App and web page records:
--------------------
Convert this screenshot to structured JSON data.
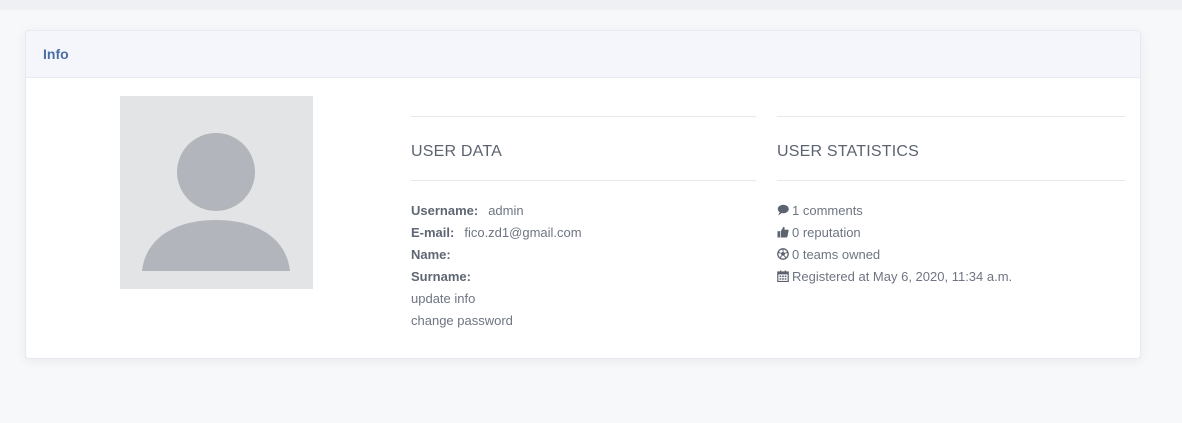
{
  "card": {
    "title": "Info"
  },
  "user_data": {
    "heading": "USER DATA",
    "username_label": "Username:",
    "username_value": "admin",
    "email_label": "E-mail:",
    "email_value": "fico.zd1@gmail.com",
    "name_label": "Name:",
    "name_value": "",
    "surname_label": "Surname:",
    "surname_value": "",
    "update_link": "update info",
    "password_link": "change password"
  },
  "user_stats": {
    "heading": "USER STATISTICS",
    "comments": "1 comments",
    "reputation": "0 reputation",
    "teams": "0 teams owned",
    "registered": "Registered at May 6, 2020, 11:34 a.m."
  },
  "icons": {
    "comments": "comment-icon",
    "reputation": "thumbs-up-icon",
    "teams": "soccer-ball-icon",
    "registered": "calendar-icon"
  },
  "colors": {
    "accent": "#4a6fa5",
    "avatar_bg": "#e3e4e6",
    "avatar_fg": "#b2b5bb"
  }
}
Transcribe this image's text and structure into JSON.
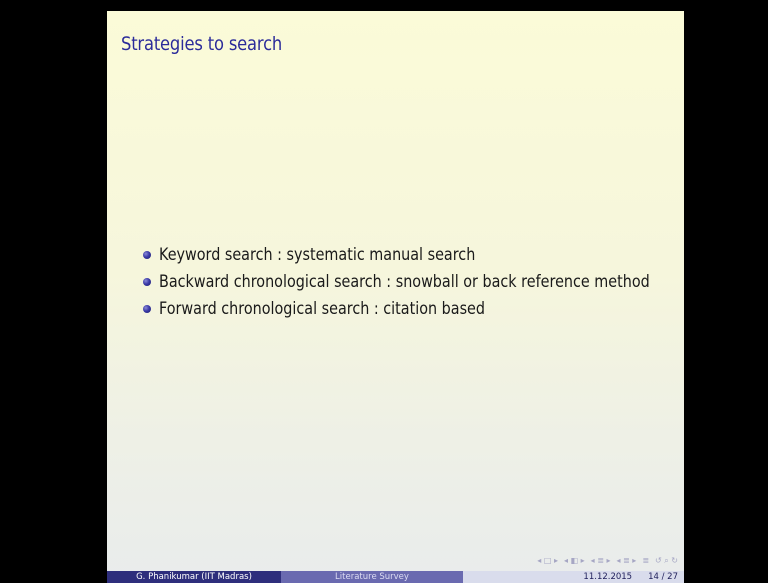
{
  "slide": {
    "title": "Strategies to search",
    "bullets": [
      {
        "text": "Keyword search : systematic manual search"
      },
      {
        "text": "Backward chronological search : snowball or back reference method"
      },
      {
        "text": "Forward chronological search : citation based"
      }
    ]
  },
  "navigation": {
    "symbols": [
      "◂ □ ▸",
      "◂ ◧ ▸",
      "◂ ≣ ▸",
      "◂ ≣ ▸",
      "≣",
      "↺ ⌕ ↻"
    ]
  },
  "footer": {
    "author": "G. Phanikumar (IIT Madras)",
    "presentation_title": "Literature Survey",
    "date": "11.12.2015",
    "page": "14 / 27"
  },
  "colors": {
    "title": "#2b2b9a",
    "footer_dark": "#2e2e7c",
    "footer_mid": "#6a6ab0",
    "footer_light": "#d9dcec"
  }
}
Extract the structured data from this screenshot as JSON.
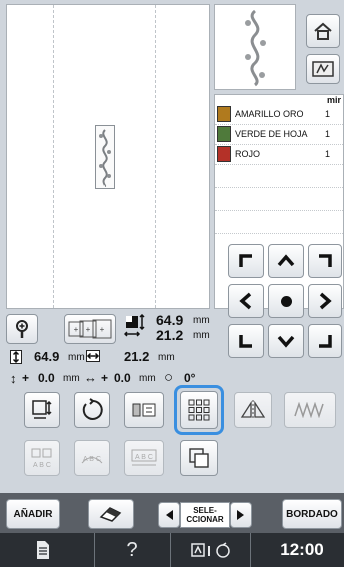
{
  "thread_list": [
    {
      "name": "AMARILLO ORO",
      "count": "1"
    },
    {
      "name": "VERDE DE HOJA",
      "count": "1"
    },
    {
      "name": "ROJO",
      "count": "1"
    }
  ],
  "thread_header_suffix": "mir",
  "size": {
    "width_value": "64.9",
    "height_value": "21.2",
    "unit": "mm"
  },
  "dims_row": {
    "width_value": "64.9",
    "height_value": "21.2",
    "unit": "mm"
  },
  "offset_row": {
    "y_value": "0.0",
    "x_value": "0.0",
    "unit": "mm",
    "angle": "0°",
    "plus": "+"
  },
  "bottom_bar": {
    "add_label": "AÑADIR",
    "select_label_1": "SELE-",
    "select_label_2": "CCIONAR",
    "embroidery_label": "BORDADO"
  },
  "status_bar": {
    "help_label": "?",
    "time": "12:00"
  },
  "icons": {
    "home": "home-icon",
    "mode": "embroidery-mode-icon",
    "magnify": "magnifier-icon",
    "frame": "frame-size-icon",
    "size_toggle": "size-toggle-icon",
    "rotate": "rotate-icon",
    "array": "array-icon",
    "duplicate": "duplicate-icon",
    "mirror": "mirror-icon",
    "density": "density-icon",
    "eraser": "eraser-icon",
    "left_arrow": "left-arrow-icon",
    "right_arrow": "right-arrow-icon",
    "document": "document-icon",
    "wifi": "wireless-icon"
  },
  "colors": {
    "accent_highlight": "#3a8fe0",
    "thread_gold": "#b07a1e",
    "thread_green": "#4f7a3b",
    "thread_red": "#b43128"
  }
}
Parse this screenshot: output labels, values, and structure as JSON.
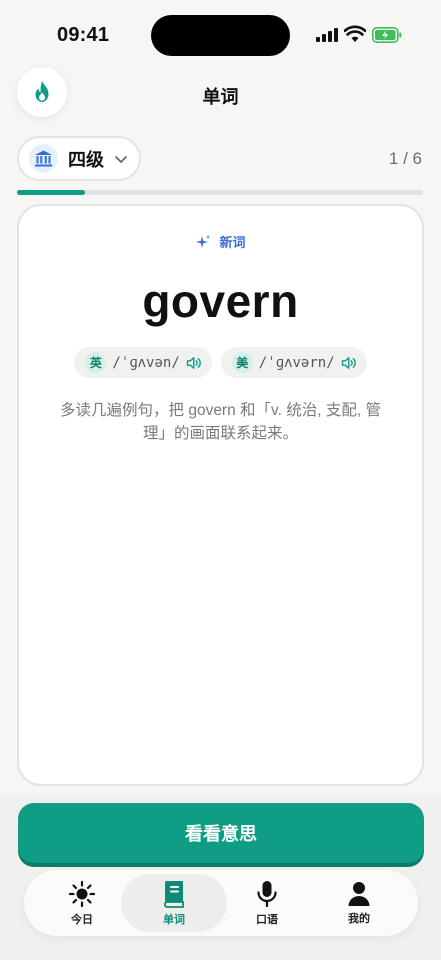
{
  "status": {
    "time": "09:41"
  },
  "header": {
    "title": "单词",
    "logo_icon": "flame-icon"
  },
  "level": {
    "label": "四级",
    "icon": "bank-icon"
  },
  "counter": "1 / 6",
  "progress": {
    "fraction": 0.167,
    "color": "#0f9d86"
  },
  "card": {
    "tag": "新词",
    "word": "govern",
    "phonetics": [
      {
        "badge": "英",
        "ipa": "/ˈɡʌvən/"
      },
      {
        "badge": "美",
        "ipa": "/ˈɡʌvərn/"
      }
    ],
    "hint": "多读几遍例句，把 govern 和「v. 统治, 支配, 管理」的画面联系起来。"
  },
  "actions": {
    "primary": "看看意思"
  },
  "tabs": [
    {
      "label": "今日",
      "icon": "sun-icon",
      "active": false
    },
    {
      "label": "单词",
      "icon": "book-icon",
      "active": true
    },
    {
      "label": "口语",
      "icon": "mic-icon",
      "active": false
    },
    {
      "label": "我的",
      "icon": "person-icon",
      "active": false
    }
  ],
  "colors": {
    "accent": "#0f9d86",
    "tag_blue": "#3b6fd8"
  }
}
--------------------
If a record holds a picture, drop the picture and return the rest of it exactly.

RESULT FOR THIS EXERCISE:
Convert this screenshot to structured JSON data.
{
  "card": {
    "title": "Info"
  },
  "user_data": {
    "heading": "USER DATA",
    "username_label": "Username:",
    "username_value": "admin",
    "email_label": "E-mail:",
    "email_value": "fico.zd1@gmail.com",
    "name_label": "Name:",
    "name_value": "",
    "surname_label": "Surname:",
    "surname_value": "",
    "update_link": "update info",
    "password_link": "change password"
  },
  "user_stats": {
    "heading": "USER STATISTICS",
    "comments": "1 comments",
    "reputation": "0 reputation",
    "teams": "0 teams owned",
    "registered": "Registered at May 6, 2020, 11:34 a.m."
  },
  "icons": {
    "comments": "comment-icon",
    "reputation": "thumbs-up-icon",
    "teams": "soccer-ball-icon",
    "registered": "calendar-icon"
  },
  "colors": {
    "accent": "#4a6fa5",
    "avatar_bg": "#e3e4e6",
    "avatar_fg": "#b2b5bb"
  }
}
Transcribe this image's text and structure into JSON.
{
  "slide": {
    "title": "Strategies to search",
    "bullets": [
      {
        "text": "Keyword search : systematic manual search"
      },
      {
        "text": "Backward chronological search : snowball or back reference method"
      },
      {
        "text": "Forward chronological search : citation based"
      }
    ]
  },
  "navigation": {
    "symbols": [
      "◂ □ ▸",
      "◂ ◧ ▸",
      "◂ ≣ ▸",
      "◂ ≣ ▸",
      "≣",
      "↺ ⌕ ↻"
    ]
  },
  "footer": {
    "author": "G. Phanikumar (IIT Madras)",
    "presentation_title": "Literature Survey",
    "date": "11.12.2015",
    "page": "14 / 27"
  },
  "colors": {
    "title": "#2b2b9a",
    "footer_dark": "#2e2e7c",
    "footer_mid": "#6a6ab0",
    "footer_light": "#d9dcec"
  }
}
Extract the structured data from this screenshot as JSON.
{
  "thread_list": [
    {
      "name": "AMARILLO ORO",
      "count": "1"
    },
    {
      "name": "VERDE DE HOJA",
      "count": "1"
    },
    {
      "name": "ROJO",
      "count": "1"
    }
  ],
  "thread_header_suffix": "mir",
  "size": {
    "width_value": "64.9",
    "height_value": "21.2",
    "unit": "mm"
  },
  "dims_row": {
    "width_value": "64.9",
    "height_value": "21.2",
    "unit": "mm"
  },
  "offset_row": {
    "y_value": "0.0",
    "x_value": "0.0",
    "unit": "mm",
    "angle": "0°",
    "plus": "+"
  },
  "bottom_bar": {
    "add_label": "AÑADIR",
    "select_label_1": "SELE-",
    "select_label_2": "CCIONAR",
    "embroidery_label": "BORDADO"
  },
  "status_bar": {
    "help_label": "?",
    "time": "12:00"
  },
  "icons": {
    "home": "home-icon",
    "mode": "embroidery-mode-icon",
    "magnify": "magnifier-icon",
    "frame": "frame-size-icon",
    "size_toggle": "size-toggle-icon",
    "rotate": "rotate-icon",
    "array": "array-icon",
    "duplicate": "duplicate-icon",
    "mirror": "mirror-icon",
    "density": "density-icon",
    "eraser": "eraser-icon",
    "left_arrow": "left-arrow-icon",
    "right_arrow": "right-arrow-icon",
    "document": "document-icon",
    "wifi": "wireless-icon"
  },
  "colors": {
    "accent_highlight": "#3a8fe0",
    "thread_gold": "#b07a1e",
    "thread_green": "#4f7a3b",
    "thread_red": "#b43128"
  }
}
Parse this screenshot: output labels, values, and structure as JSON.
{
  "status": {
    "time": "09:41"
  },
  "header": {
    "title": "单词",
    "logo_icon": "flame-icon"
  },
  "level": {
    "label": "四级",
    "icon": "bank-icon"
  },
  "counter": "1 / 6",
  "progress": {
    "fraction": 0.167,
    "color": "#0f9d86"
  },
  "card": {
    "tag": "新词",
    "word": "govern",
    "phonetics": [
      {
        "badge": "英",
        "ipa": "/ˈɡʌvən/"
      },
      {
        "badge": "美",
        "ipa": "/ˈɡʌvərn/"
      }
    ],
    "hint": "多读几遍例句，把 govern 和「v. 统治, 支配, 管理」的画面联系起来。"
  },
  "actions": {
    "primary": "看看意思"
  },
  "tabs": [
    {
      "label": "今日",
      "icon": "sun-icon",
      "active": false
    },
    {
      "label": "单词",
      "icon": "book-icon",
      "active": true
    },
    {
      "label": "口语",
      "icon": "mic-icon",
      "active": false
    },
    {
      "label": "我的",
      "icon": "person-icon",
      "active": false
    }
  ],
  "colors": {
    "accent": "#0f9d86",
    "tag_blue": "#3b6fd8"
  }
}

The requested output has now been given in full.